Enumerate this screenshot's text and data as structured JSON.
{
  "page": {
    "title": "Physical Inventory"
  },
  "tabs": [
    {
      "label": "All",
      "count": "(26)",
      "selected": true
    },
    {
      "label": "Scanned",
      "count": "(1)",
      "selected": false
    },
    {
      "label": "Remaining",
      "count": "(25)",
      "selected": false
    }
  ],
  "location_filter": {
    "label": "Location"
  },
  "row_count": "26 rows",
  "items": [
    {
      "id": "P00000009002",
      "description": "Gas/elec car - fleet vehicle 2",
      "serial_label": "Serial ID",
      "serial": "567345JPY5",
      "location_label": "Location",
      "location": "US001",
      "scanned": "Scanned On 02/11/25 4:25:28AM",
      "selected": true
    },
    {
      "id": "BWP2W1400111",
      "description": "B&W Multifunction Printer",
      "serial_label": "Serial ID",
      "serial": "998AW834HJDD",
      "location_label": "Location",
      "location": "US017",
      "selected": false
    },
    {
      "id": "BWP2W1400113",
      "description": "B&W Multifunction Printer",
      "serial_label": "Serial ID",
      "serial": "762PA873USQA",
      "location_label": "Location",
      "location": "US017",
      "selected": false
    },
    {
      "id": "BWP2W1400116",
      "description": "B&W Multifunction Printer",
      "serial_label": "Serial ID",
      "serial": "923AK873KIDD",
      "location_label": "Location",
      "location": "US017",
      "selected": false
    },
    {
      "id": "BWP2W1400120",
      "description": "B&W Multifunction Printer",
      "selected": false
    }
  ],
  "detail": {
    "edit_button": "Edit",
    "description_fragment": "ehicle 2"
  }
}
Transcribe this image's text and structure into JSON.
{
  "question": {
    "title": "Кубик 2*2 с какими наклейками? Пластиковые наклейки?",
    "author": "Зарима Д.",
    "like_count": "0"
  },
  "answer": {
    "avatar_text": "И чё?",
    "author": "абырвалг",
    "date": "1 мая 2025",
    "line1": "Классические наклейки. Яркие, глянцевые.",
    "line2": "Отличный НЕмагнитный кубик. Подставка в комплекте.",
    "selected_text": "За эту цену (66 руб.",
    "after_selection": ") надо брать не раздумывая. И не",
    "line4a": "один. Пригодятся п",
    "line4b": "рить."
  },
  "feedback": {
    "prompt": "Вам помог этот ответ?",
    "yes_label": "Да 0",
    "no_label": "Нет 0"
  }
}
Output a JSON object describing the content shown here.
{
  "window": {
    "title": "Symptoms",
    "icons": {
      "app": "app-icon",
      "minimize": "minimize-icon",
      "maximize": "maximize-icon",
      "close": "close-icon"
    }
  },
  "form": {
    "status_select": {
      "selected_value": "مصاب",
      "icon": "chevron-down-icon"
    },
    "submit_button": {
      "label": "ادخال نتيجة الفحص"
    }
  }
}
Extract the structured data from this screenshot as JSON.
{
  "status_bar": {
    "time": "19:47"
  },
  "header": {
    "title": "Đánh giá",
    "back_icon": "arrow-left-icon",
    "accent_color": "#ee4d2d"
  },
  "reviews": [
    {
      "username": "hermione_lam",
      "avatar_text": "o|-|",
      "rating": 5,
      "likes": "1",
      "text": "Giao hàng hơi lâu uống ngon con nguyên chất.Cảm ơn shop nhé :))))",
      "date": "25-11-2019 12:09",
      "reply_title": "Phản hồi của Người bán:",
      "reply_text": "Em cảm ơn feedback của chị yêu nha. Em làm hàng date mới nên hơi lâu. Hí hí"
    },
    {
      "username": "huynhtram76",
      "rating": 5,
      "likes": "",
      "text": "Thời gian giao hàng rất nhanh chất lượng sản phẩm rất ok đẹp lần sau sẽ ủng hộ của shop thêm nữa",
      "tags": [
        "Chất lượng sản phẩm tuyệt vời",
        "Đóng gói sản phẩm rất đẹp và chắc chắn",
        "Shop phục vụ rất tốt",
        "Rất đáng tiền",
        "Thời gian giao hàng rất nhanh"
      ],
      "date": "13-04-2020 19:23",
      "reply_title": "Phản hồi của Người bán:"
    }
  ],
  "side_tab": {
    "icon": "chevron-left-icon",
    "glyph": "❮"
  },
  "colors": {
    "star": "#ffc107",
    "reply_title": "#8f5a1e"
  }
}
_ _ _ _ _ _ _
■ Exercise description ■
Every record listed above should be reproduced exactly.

■ Answer to this problem ■
Enumerate this screenshot's text and data as structured JSON.
{
  "page": {
    "title": "Physical Inventory"
  },
  "tabs": [
    {
      "label": "All",
      "count": "(26)",
      "selected": true
    },
    {
      "label": "Scanned",
      "count": "(1)",
      "selected": false
    },
    {
      "label": "Remaining",
      "count": "(25)",
      "selected": false
    }
  ],
  "location_filter": {
    "label": "Location"
  },
  "row_count": "26 rows",
  "items": [
    {
      "id": "P00000009002",
      "description": "Gas/elec car - fleet vehicle 2",
      "serial_label": "Serial ID",
      "serial": "567345JPY5",
      "location_label": "Location",
      "location": "US001",
      "scanned": "Scanned On 02/11/25 4:25:28AM",
      "selected": true
    },
    {
      "id": "BWP2W1400111",
      "description": "B&W Multifunction Printer",
      "serial_label": "Serial ID",
      "serial": "998AW834HJDD",
      "location_label": "Location",
      "location": "US017",
      "selected": false
    },
    {
      "id": "BWP2W1400113",
      "description": "B&W Multifunction Printer",
      "serial_label": "Serial ID",
      "serial": "762PA873USQA",
      "location_label": "Location",
      "location": "US017",
      "selected": false
    },
    {
      "id": "BWP2W1400116",
      "description": "B&W Multifunction Printer",
      "serial_label": "Serial ID",
      "serial": "923AK873KIDD",
      "location_label": "Location",
      "location": "US017",
      "selected": false
    },
    {
      "id": "BWP2W1400120",
      "description": "B&W Multifunction Printer",
      "selected": false
    }
  ],
  "detail": {
    "edit_button": "Edit",
    "description_fragment": "ehicle 2"
  }
}
Transcribe this image's text and structure into JSON.
{
  "question": {
    "title": "Кубик 2*2 с какими наклейками? Пластиковые наклейки?",
    "author": "Зарима Д.",
    "like_count": "0"
  },
  "answer": {
    "avatar_text": "И чё?",
    "author": "абырвалг",
    "date": "1 мая 2025",
    "line1": "Классические наклейки. Яркие, глянцевые.",
    "line2": "Отличный НЕмагнитный кубик. Подставка в комплекте.",
    "selected_text": "За эту цену (66 руб.",
    "after_selection": ") надо брать не раздумывая. И не",
    "line4a": "один. Пригодятся п",
    "line4b": "рить."
  },
  "feedback": {
    "prompt": "Вам помог этот ответ?",
    "yes_label": "Да 0",
    "no_label": "Нет 0"
  }
}
Output a JSON object describing the content shown here.
{
  "window": {
    "title": "Symptoms",
    "icons": {
      "app": "app-icon",
      "minimize": "minimize-icon",
      "maximize": "maximize-icon",
      "close": "close-icon"
    }
  },
  "form": {
    "status_select": {
      "selected_value": "مصاب",
      "icon": "chevron-down-icon"
    },
    "submit_button": {
      "label": "ادخال نتيجة الفحص"
    }
  }
}
Extract the structured data from this screenshot as JSON.
{
  "status_bar": {
    "time": "19:47"
  },
  "header": {
    "title": "Đánh giá",
    "back_icon": "arrow-left-icon",
    "accent_color": "#ee4d2d"
  },
  "reviews": [
    {
      "username": "hermione_lam",
      "avatar_text": "o|-|",
      "rating": 5,
      "likes": "1",
      "text": "Giao hàng hơi lâu uống ngon con nguyên chất.Cảm ơn shop nhé :))))",
      "date": "25-11-2019 12:09",
      "reply_title": "Phản hồi của Người bán:",
      "reply_text": "Em cảm ơn feedback của chị yêu nha. Em làm hàng date mới nên hơi lâu. Hí hí"
    },
    {
      "username": "huynhtram76",
      "rating": 5,
      "likes": "",
      "text": "Thời gian giao hàng rất nhanh chất lượng sản phẩm rất ok đẹp lần sau sẽ ủng hộ của shop thêm nữa",
      "tags": [
        "Chất lượng sản phẩm tuyệt vời",
        "Đóng gói sản phẩm rất đẹp và chắc chắn",
        "Shop phục vụ rất tốt",
        "Rất đáng tiền",
        "Thời gian giao hàng rất nhanh"
      ],
      "date": "13-04-2020 19:23",
      "reply_title": "Phản hồi của Người bán:"
    }
  ],
  "side_tab": {
    "icon": "chevron-left-icon",
    "glyph": "❮"
  },
  "colors": {
    "star": "#ffc107",
    "reply_title": "#8f5a1e"
  }
}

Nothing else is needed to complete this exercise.